▶ Task instructions: Using "email" as the search string, find the matching lines below and copy them.

Element data from apps and pages
○ ○ ○
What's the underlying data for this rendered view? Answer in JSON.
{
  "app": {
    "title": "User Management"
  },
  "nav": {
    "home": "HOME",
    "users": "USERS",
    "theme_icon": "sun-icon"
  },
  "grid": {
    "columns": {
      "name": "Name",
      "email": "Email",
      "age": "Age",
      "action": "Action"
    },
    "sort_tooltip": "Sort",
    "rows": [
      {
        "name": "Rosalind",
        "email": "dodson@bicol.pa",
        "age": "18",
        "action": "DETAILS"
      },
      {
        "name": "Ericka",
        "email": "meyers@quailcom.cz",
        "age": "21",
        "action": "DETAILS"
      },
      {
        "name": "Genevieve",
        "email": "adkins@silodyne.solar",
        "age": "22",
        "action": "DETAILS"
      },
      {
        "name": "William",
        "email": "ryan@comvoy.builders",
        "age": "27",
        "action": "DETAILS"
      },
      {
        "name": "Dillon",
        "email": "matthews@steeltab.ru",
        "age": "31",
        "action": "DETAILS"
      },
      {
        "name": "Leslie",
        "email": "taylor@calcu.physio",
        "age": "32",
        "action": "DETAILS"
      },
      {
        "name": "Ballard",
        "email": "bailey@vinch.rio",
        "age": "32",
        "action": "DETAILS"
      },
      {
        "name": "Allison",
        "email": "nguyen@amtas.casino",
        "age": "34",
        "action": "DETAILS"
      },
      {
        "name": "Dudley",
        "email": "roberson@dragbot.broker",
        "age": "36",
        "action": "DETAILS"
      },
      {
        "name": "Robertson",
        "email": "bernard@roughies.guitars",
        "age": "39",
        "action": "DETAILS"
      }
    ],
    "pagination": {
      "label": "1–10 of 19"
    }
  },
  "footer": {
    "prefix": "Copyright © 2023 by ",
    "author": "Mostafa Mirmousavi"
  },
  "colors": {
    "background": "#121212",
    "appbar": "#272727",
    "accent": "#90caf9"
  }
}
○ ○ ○
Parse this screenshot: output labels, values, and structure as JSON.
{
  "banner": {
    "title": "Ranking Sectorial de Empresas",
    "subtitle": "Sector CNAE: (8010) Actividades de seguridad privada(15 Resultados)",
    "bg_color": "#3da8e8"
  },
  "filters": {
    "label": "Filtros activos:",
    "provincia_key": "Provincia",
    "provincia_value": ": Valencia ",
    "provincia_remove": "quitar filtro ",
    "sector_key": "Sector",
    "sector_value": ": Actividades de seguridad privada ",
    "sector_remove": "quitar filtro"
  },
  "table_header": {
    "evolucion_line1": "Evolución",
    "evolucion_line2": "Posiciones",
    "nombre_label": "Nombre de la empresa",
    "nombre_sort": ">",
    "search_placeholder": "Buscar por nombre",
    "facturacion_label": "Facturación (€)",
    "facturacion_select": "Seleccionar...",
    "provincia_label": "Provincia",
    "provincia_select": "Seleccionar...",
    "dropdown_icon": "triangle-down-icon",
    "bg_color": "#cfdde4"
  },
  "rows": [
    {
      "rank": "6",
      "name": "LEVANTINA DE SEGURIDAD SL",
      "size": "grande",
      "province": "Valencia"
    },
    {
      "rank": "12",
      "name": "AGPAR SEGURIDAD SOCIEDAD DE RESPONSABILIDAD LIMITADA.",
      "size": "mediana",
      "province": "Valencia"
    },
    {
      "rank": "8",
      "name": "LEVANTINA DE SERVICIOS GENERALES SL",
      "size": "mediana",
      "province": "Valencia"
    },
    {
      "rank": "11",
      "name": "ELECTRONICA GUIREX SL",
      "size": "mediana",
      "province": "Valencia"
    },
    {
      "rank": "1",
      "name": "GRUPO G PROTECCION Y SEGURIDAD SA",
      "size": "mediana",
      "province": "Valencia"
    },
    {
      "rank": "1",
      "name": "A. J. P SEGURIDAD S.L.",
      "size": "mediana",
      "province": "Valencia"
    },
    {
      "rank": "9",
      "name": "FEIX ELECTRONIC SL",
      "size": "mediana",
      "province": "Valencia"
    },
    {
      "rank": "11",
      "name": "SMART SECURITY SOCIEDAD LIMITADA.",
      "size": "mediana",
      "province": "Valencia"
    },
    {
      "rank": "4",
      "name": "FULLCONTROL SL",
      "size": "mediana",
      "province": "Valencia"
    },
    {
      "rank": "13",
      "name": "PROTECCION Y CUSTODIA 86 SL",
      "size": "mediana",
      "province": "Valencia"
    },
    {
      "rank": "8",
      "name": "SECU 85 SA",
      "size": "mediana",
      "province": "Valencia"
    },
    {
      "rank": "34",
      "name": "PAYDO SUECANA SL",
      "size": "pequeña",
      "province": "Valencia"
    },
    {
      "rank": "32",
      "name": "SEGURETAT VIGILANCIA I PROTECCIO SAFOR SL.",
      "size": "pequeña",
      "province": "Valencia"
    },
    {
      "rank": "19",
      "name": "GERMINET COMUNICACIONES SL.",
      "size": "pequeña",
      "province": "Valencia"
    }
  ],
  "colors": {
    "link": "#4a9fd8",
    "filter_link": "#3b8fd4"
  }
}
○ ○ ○
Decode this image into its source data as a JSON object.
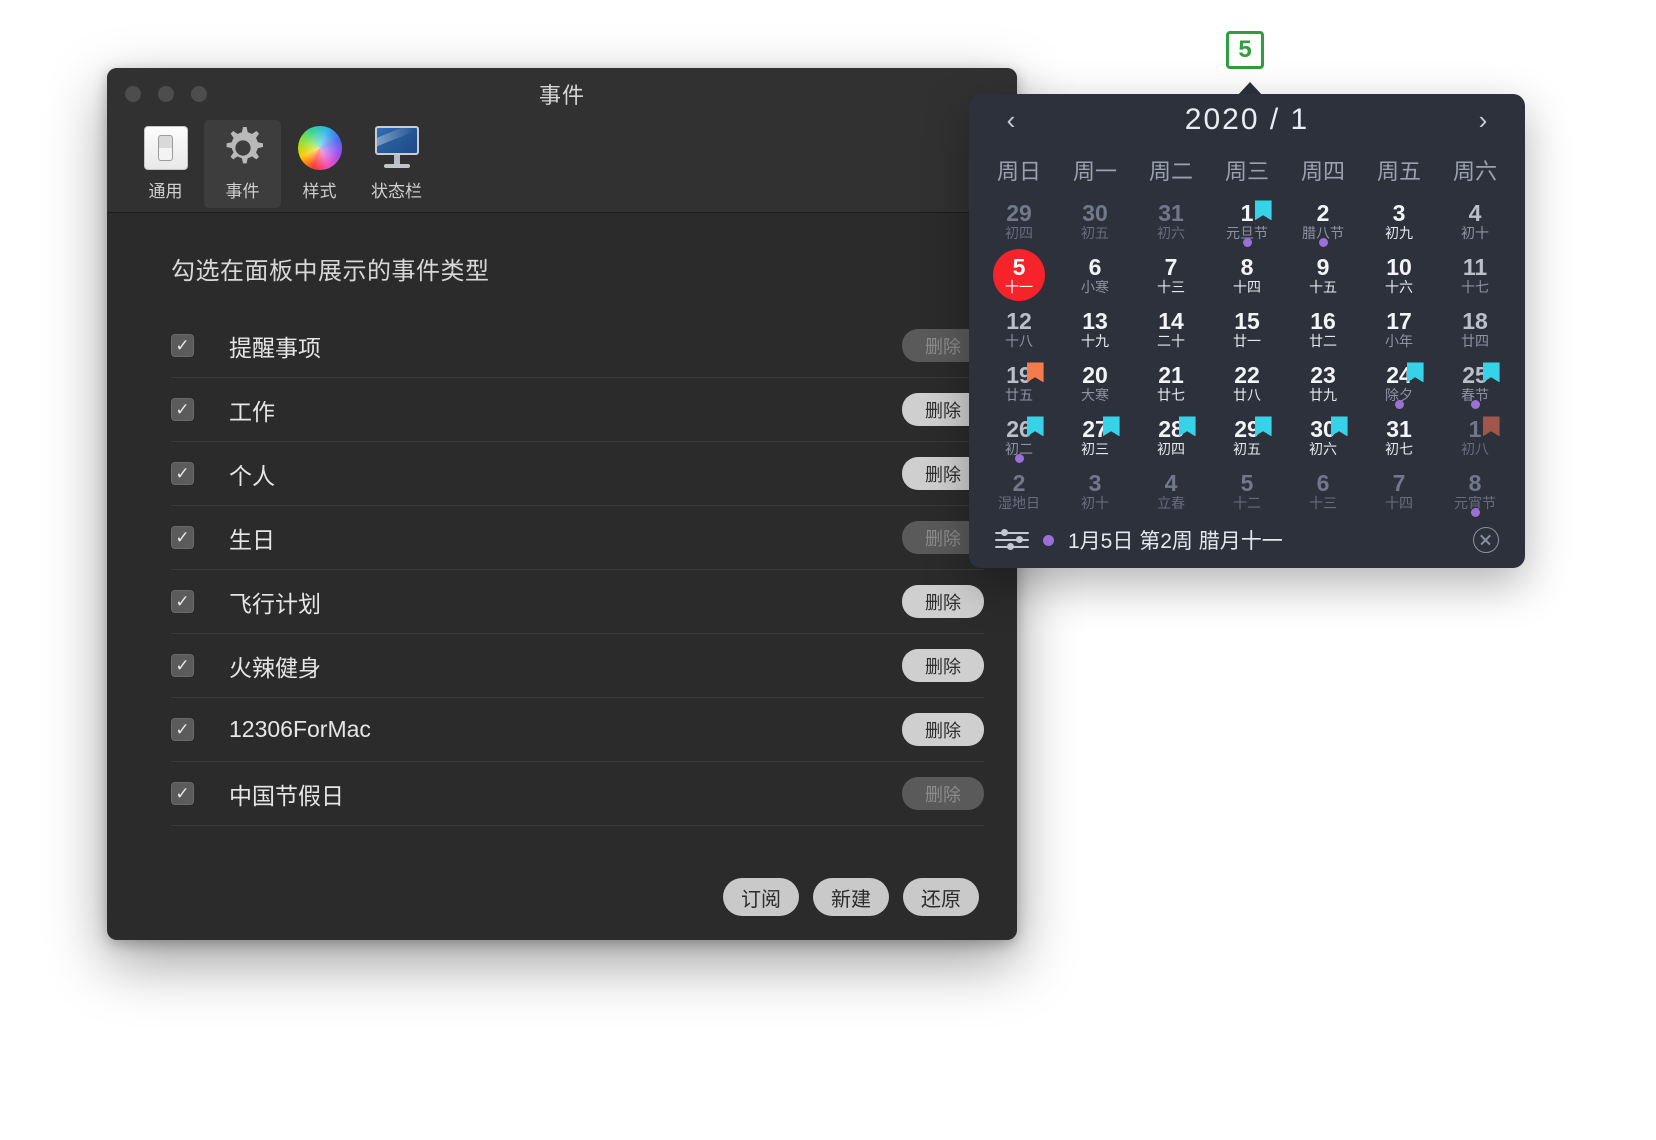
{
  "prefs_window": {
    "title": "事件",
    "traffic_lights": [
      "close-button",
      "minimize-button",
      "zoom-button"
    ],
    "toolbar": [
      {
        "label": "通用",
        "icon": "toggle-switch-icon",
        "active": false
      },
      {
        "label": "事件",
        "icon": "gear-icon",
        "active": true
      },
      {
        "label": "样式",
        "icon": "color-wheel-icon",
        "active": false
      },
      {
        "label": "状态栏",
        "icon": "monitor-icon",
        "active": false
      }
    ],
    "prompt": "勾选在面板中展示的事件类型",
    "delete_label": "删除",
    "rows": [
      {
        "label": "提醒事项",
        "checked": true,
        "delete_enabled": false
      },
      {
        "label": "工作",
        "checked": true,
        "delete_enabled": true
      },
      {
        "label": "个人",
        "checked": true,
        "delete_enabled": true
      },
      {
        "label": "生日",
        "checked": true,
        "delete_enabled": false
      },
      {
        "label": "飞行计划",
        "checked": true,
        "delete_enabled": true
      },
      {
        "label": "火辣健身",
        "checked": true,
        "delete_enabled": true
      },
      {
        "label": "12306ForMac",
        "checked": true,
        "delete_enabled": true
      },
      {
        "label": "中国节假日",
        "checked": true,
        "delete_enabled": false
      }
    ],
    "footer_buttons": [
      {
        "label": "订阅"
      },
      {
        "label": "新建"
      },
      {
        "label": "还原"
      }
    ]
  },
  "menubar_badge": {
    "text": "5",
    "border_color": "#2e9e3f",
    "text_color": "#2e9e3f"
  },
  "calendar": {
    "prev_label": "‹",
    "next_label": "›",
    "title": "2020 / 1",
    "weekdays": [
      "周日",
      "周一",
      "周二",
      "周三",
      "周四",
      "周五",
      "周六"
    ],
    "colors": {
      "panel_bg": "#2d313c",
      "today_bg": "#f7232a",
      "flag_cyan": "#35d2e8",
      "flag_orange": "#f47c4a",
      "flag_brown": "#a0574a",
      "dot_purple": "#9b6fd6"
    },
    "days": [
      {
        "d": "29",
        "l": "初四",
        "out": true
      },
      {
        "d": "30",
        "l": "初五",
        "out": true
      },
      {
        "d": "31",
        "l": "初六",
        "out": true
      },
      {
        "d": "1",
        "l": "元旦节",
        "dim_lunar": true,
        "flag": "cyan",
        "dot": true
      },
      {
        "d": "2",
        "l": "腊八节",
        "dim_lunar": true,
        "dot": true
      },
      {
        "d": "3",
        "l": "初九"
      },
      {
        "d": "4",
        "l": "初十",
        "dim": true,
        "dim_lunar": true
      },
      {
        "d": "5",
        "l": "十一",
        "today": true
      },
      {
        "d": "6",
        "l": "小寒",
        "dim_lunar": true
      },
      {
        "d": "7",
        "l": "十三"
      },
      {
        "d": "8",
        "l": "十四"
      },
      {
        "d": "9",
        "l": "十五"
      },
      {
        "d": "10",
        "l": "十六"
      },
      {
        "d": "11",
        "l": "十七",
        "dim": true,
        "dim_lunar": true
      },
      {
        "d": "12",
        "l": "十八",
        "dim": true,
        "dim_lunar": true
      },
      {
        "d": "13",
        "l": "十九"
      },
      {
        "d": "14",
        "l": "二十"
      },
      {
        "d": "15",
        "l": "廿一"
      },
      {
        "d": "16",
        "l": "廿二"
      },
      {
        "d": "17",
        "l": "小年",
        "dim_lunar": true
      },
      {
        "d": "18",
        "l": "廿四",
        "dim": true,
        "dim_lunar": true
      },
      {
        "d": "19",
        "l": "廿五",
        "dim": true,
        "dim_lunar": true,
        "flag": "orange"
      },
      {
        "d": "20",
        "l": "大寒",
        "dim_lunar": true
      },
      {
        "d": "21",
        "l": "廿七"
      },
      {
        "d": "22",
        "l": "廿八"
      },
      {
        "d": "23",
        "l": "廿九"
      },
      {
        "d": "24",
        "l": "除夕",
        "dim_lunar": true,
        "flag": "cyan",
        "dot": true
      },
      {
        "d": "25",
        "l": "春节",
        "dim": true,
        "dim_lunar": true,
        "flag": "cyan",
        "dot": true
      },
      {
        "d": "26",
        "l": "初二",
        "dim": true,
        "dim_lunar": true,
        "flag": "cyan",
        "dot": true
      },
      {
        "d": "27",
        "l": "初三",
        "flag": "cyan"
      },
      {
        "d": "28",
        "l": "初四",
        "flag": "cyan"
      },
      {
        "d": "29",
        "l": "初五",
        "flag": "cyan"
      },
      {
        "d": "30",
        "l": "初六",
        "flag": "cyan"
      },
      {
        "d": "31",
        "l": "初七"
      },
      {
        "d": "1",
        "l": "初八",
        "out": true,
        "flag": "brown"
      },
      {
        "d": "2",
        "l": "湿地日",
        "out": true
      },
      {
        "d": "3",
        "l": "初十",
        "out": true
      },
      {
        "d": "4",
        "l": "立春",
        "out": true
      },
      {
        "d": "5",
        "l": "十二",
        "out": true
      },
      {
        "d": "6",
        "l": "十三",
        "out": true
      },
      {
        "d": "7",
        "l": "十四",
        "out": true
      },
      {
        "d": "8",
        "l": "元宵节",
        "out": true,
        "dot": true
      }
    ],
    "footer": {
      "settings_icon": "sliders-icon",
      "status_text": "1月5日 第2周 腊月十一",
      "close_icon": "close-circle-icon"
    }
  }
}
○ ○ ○
▶ Response box:
      "email": "Email",
        "email": "dodson@bicol.pa",
        "email": "meyers@quailcom.cz",
        "email": "adkins@silodyne.solar",
        "email": "ryan@comvoy.builders",
        "email": "matthews@steeltab.ru",
        "email": "taylor@calcu.physio",
        "email": "bailey@vinch.rio",
        "email": "nguyen@amtas.casino",
        "email": "roberson@dragbot.broker",
        "email": "bernard@roughies.guitars",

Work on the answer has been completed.